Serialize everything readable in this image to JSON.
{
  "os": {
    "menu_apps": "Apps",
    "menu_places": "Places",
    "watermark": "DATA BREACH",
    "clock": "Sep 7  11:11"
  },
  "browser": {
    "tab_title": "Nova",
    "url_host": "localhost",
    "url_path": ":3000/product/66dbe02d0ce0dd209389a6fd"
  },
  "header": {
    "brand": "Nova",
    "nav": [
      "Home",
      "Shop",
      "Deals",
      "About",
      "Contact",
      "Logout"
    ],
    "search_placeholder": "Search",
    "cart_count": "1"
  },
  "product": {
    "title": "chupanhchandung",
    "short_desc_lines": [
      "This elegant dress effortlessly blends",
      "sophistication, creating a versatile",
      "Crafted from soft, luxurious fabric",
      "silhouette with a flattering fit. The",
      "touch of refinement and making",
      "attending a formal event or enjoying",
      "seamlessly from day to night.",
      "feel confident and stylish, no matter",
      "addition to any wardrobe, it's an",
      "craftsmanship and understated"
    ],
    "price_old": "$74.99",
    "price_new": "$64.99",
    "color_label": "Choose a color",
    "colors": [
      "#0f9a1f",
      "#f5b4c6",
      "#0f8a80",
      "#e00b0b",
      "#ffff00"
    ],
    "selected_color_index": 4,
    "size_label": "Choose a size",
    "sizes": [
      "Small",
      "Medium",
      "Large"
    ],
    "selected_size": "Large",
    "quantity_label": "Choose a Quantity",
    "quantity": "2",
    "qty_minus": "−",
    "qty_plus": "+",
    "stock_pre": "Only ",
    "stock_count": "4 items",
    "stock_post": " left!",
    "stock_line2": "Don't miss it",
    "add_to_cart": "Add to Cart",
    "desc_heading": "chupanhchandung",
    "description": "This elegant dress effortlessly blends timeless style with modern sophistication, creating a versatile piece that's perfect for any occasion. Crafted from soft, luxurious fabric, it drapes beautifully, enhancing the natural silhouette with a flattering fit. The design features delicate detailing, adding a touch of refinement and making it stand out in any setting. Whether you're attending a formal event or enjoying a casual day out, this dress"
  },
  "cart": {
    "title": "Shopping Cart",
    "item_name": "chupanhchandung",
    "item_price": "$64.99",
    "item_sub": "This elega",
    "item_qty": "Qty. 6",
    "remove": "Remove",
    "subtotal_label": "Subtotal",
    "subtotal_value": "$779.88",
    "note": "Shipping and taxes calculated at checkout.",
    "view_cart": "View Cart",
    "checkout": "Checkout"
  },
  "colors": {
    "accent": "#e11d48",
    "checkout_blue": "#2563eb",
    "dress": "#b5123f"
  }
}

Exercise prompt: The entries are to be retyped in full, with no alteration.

Problem solution:
Serialize everything readable in this image to JSON.
{
  "os": {
    "menu_apps": "Apps",
    "menu_places": "Places",
    "watermark": "DATA BREACH",
    "clock": "Sep 7  11:11"
  },
  "browser": {
    "tab_title": "Nova",
    "url_host": "localhost",
    "url_path": ":3000/product/66dbe02d0ce0dd209389a6fd"
  },
  "header": {
    "brand": "Nova",
    "nav": [
      "Home",
      "Shop",
      "Deals",
      "About",
      "Contact",
      "Logout"
    ],
    "search_placeholder": "Search",
    "cart_count": "1"
  },
  "product": {
    "title": "chupanhchandung",
    "short_desc_lines": [
      "This elegant dress effortlessly blends",
      "sophistication, creating a versatile",
      "Crafted from soft, luxurious fabric",
      "silhouette with a flattering fit. The",
      "touch of refinement and making",
      "attending a formal event or enjoying",
      "seamlessly from day to night.",
      "feel confident and stylish, no matter",
      "addition to any wardrobe, it's an",
      "craftsmanship and understated"
    ],
    "price_old": "$74.99",
    "price_new": "$64.99",
    "color_label": "Choose a color",
    "colors": [
      "#0f9a1f",
      "#f5b4c6",
      "#0f8a80",
      "#e00b0b",
      "#ffff00"
    ],
    "selected_color_index": 4,
    "size_label": "Choose a size",
    "sizes": [
      "Small",
      "Medium",
      "Large"
    ],
    "selected_size": "Large",
    "quantity_label": "Choose a Quantity",
    "quantity": "2",
    "qty_minus": "−",
    "qty_plus": "+",
    "stock_pre": "Only ",
    "stock_count": "4 items",
    "stock_post": " left!",
    "stock_line2": "Don't miss it",
    "add_to_cart": "Add to Cart",
    "desc_heading": "chupanhchandung",
    "description": "This elegant dress effortlessly blends timeless style with modern sophistication, creating a versatile piece that's perfect for any occasion. Crafted from soft, luxurious fabric, it drapes beautifully, enhancing the natural silhouette with a flattering fit. The design features delicate detailing, adding a touch of refinement and making it stand out in any setting. Whether you're attending a formal event or enjoying a casual day out, this dress"
  },
  "cart": {
    "title": "Shopping Cart",
    "item_name": "chupanhchandung",
    "item_price": "$64.99",
    "item_sub": "This elega",
    "item_qty": "Qty. 6",
    "remove": "Remove",
    "subtotal_label": "Subtotal",
    "subtotal_value": "$779.88",
    "note": "Shipping and taxes calculated at checkout.",
    "view_cart": "View Cart",
    "checkout": "Checkout"
  },
  "colors": {
    "accent": "#e11d48",
    "checkout_blue": "#2563eb",
    "dress": "#b5123f"
  }
}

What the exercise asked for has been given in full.